It wasn’t until the first Guitar Hero came out that I immediately bought a PS2 and got my game-on. I dedicated hours to that game, and tried to get as many people to play as I could. I became interested in more games, like Baulder’s Gate and Star Wars Battlefront, but I didn’t stick with them long enough to beat them. The first PS2 game I ever invested enough time in to beat was Buffy the Vampire Slayer: Chaos Bleeds. Not the best video game, I’ll say, but it had Buffy and that’s all that mattered to me. Again, some time passed, and I did not play many video games at all. However, now that my living conditions provide me with access to an Xbox 360, PS2, PS3, PSP, and NES/SNES, I have a lot more access to games than I could have imagined.
…Which brings us to Fable 2. Man, how I love that freaking game. It’s so simple to follow, and between the breadcrumbs and adorable puppy-companion it’s like they made it for me. I loved the story-line, and the simplicity of the game never made it any less fun (although there is one “boss-battle” that blew my mind with ease, and to this day still disappoints me). I have beaten the game once, fully, and am working on playing it through another time. I am also playing Fable: The Lost Chapters, which I feel will educate me more on the premise of my dearest Fable 2 (like Oakvale is Wraithmarsh now…who knew?!). It will take me awhile to get through them, what with me putting all my eggs in many different baskets, but in the meantime I will continue to claim I have seen Banshees in the fog, and brag about my level 4 shock abilities.
Monday, March 2, 2009
I have managed to collect an overabundance of magazines and cookbooks over the past year. They sit on my bookshelf, where I glance at them periodically and sigh because I don’t think I’ll ever have time to go through them all. My books are alphabetized, however, there is no real order to my copies of Bon Appetite, Food & Wine, and whatever other “pretty food” magazines I managed to acquire. So, why not just pick one?
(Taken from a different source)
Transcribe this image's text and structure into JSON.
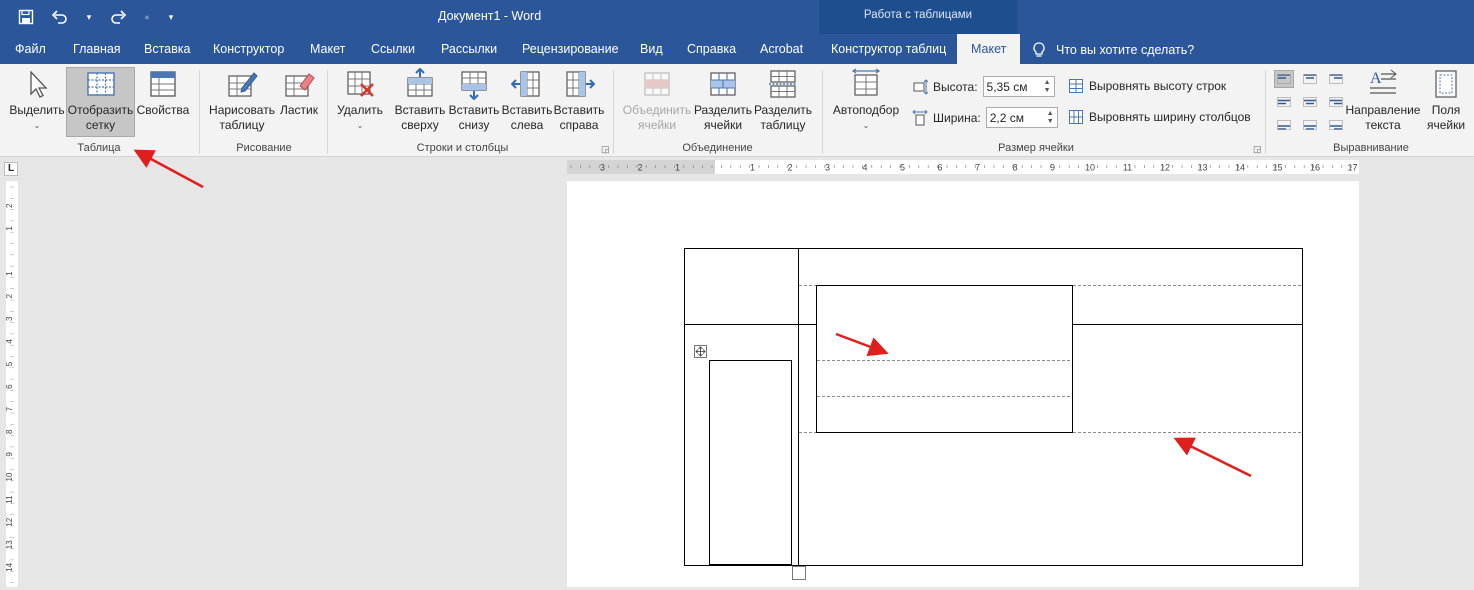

Today I chose to read the January 2009 issue of Bon Appetite. On page 20, Diane Chang features the cast-iron skillet. I was pretty excited since a lot of people mistreat these seasoned saviors, but was disappointed to find that this “article” was only a few sentences long and provided no actual information on the maintenance of cast-iron pans. Why feature such an essential tool and not even bother to educate about it? After you come home from a relaxing weekend to find your two cooking-inept roommates soaking your precious practically-heirloomed pan in every degreaser known to man, you tend to believe that cast-iron maintenance should be instilled at birth.
Enter my Google search bar:
“How to mantain a cast-iron pan,” I politely ask. The second result was a web article on TexasCooking.com entitled, “How to Love Your Cast-Iron Skillet.” Although the article is not an epic tale by any means, it highlights the basic knowledge needed for some good-ole cast-iron lovin’. It’s really that easy. So if there is a piece of equipment you wish to use, read about it before jacking your friend’s ancient Samurai sword to dice up your mirepoix.